The latest batch of these includes a new mini-series of seminal sci-fi scariness The X-Files, which freaked me out in the best possible way for years before Mulder left and it all went a bit haywire. A couple of movies (one good, one not) and several years later, however, and with Chris Carter, David Duchovny and Gillian Anderson all reporting for duty once again, it’s BACK.

The new six-episode run hit US screens just a couple of weeks ago and reaches UK screens tomorrow (Monday) at 9pm on Five. Reviews suggest the first episode is something of a disappointment while the rest are considerably better, but I don’t suppose reviews really matter. It’s Mulder and Scully, for goodness’ sake. MULDER AND SCULLY. I’m not sure I’ll be reviewing, but I’ll be watching. The truth is… well, you know.

Public Service Announcement 5 of 2016: Madam Secretary, The Good Wife, Elementary

It’s hard for me to say anything about Madam Secretary without sounding as if I’m damning it with faint praise. It’s a solid, carefully-crafted show, with an excellent cast: well-scripted and well-acted TV for grown-ups. This gives it an almost old-fashioned air; drop Mad Sec into the TV landscape of, say, 15 or 20 years ago and it would be hoovering up award nominations. In today’s world of television auteurs producing edgy drama for cable and streaming services, though, it’ll likely manage to go its entire lifespan without crossing Emmy’s radar. It’s good, and I always enjoy it, but it’s never quite felt like essential viewing. In short, what I think I’m saying is that Madam Secretary isn’t The Good Wife. Anyway, it’s back for season 2, and at the moment it looks set for another renewal. Fine by me (tonight, Sky Living, 9pm)

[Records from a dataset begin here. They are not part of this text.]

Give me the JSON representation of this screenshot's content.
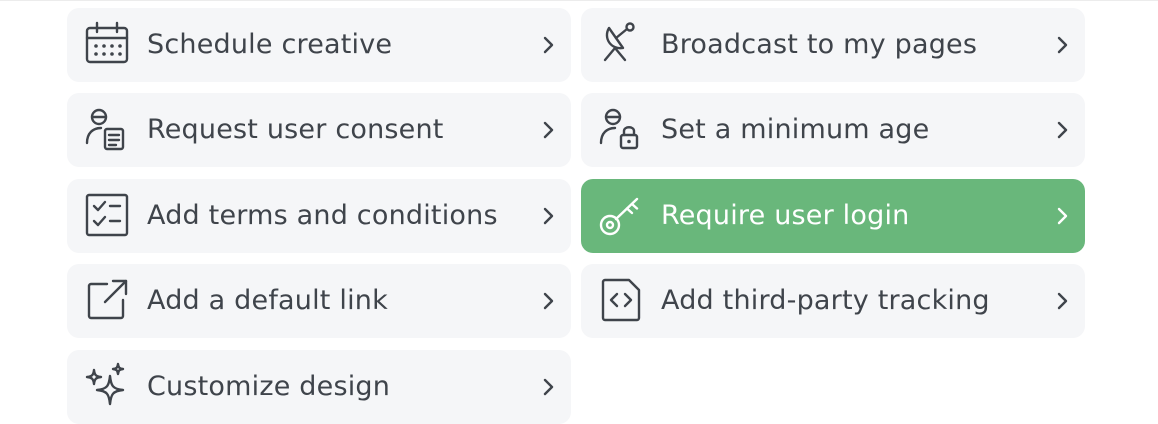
{
  "options": [
    {
      "label": "Schedule creative",
      "icon": "calendar-icon"
    },
    {
      "label": "Broadcast to my pages",
      "icon": "satellite-dish-icon"
    },
    {
      "label": "Request user consent",
      "icon": "user-document-icon"
    },
    {
      "label": "Set a minimum age",
      "icon": "user-lock-icon"
    },
    {
      "label": "Add terms and conditions",
      "icon": "checklist-icon"
    },
    {
      "label": "Require user login",
      "icon": "key-icon",
      "selected": true
    },
    {
      "label": "Add a default link",
      "icon": "external-link-icon"
    },
    {
      "label": "Add third-party tracking",
      "icon": "code-file-icon"
    },
    {
      "label": "Customize design",
      "icon": "sparkles-icon"
    }
  ],
  "colors": {
    "card_background": "#f5f6f8",
    "selected_background": "#69b77b",
    "text": "#3f444b",
    "selected_text": "#ffffff"
  }
}
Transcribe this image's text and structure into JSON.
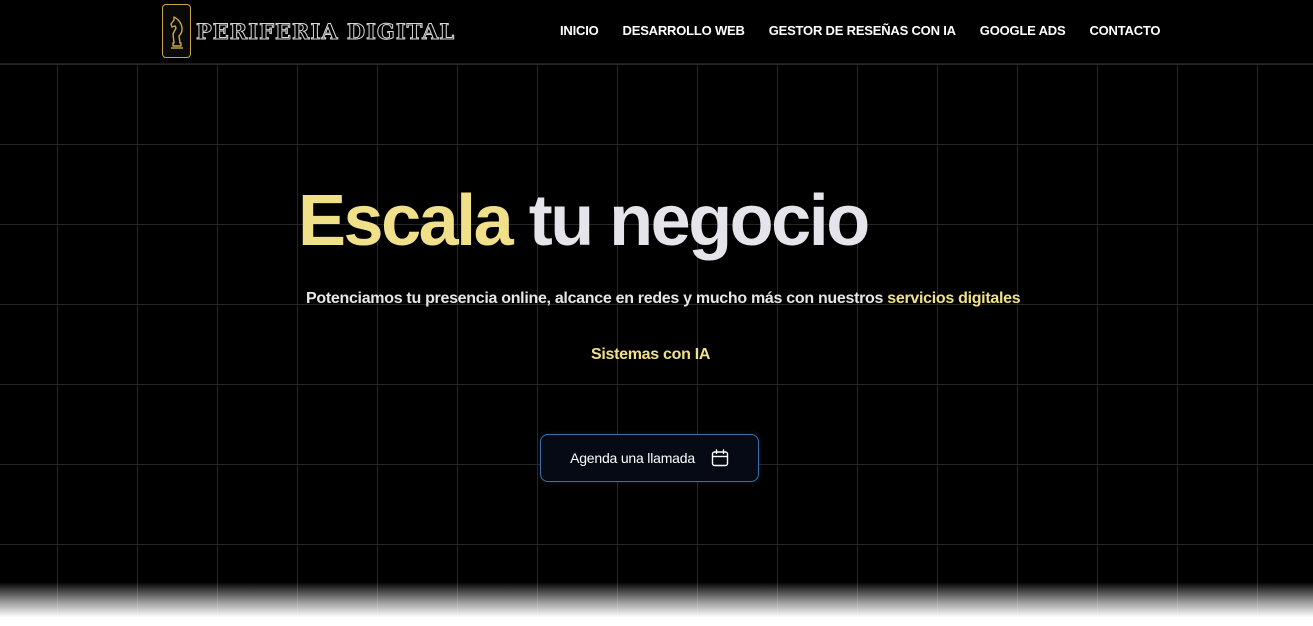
{
  "brand": {
    "name": "PERIFERIA DIGITAL",
    "logo_icon": "chess-knight-icon",
    "accent_color": "#f0e08a"
  },
  "nav": {
    "items": [
      {
        "label": "INICIO"
      },
      {
        "label": "DESARROLLO WEB"
      },
      {
        "label": "GESTOR DE RESEÑAS CON IA"
      },
      {
        "label": "GOOGLE ADS"
      },
      {
        "label": "CONTACTO"
      }
    ]
  },
  "hero": {
    "title_accent": "Escala",
    "title_rest": "tu negocio",
    "subtitle_main": "Potenciamos tu presencia online, alcance en redes y mucho más con nuestros ",
    "subtitle_highlight": "servicios digitales",
    "tagline": "Sistemas con IA",
    "cta_label": "Agenda una llamada",
    "cta_icon": "calendar-icon"
  }
}
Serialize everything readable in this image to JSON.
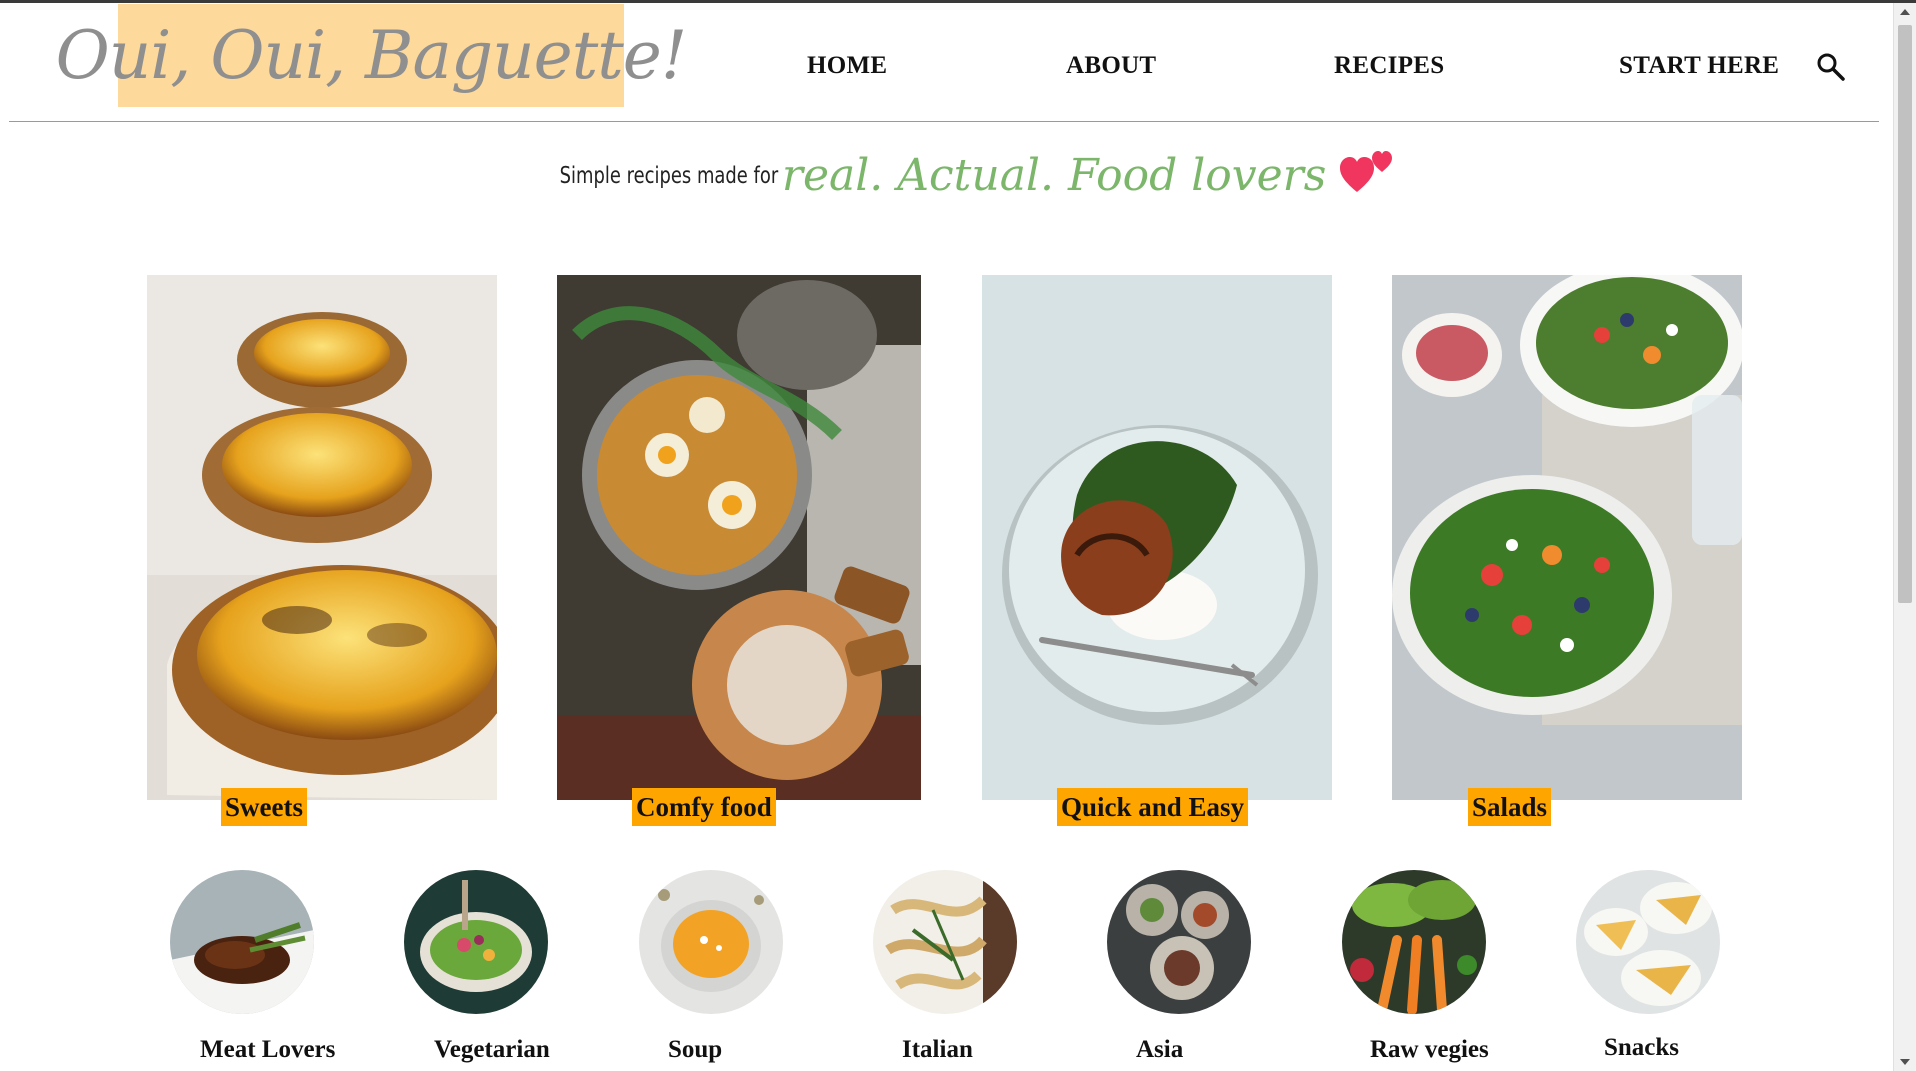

By coincidence The Good Wife itself – the outstanding network drama of its era – returns to UK screens this week for its seventh and, in all likelihood, final go-round: creators/showrunners Robert and Michelle King have indicated that they’re stepping down at the end of the season, and Julianna Margulies has described herself as “unemployed come April”. It might be as well: even Wife stans like Unpopcult wouldn’t argue that season 6 was up to the standards of previous years, and advance word from America would suggest that the decline in quality is ongoing in season 7. Still, even a tired Good Wife is better than just about anything else on TV, so we’ll be watching and reviewing until the end (Thursday 28 January, More 4, 9pm).

And Elementary is back after its mid-season hiatus. No unfunny “comedy” episodes, no overlong and self-indulgent flashback episodes: the best Sherlock currently on TV. Oh yes it is (Thursday, Sky Living, 9pm). Also starting on the same night, season 2 of Agent Carter (FOX UK, 9pm).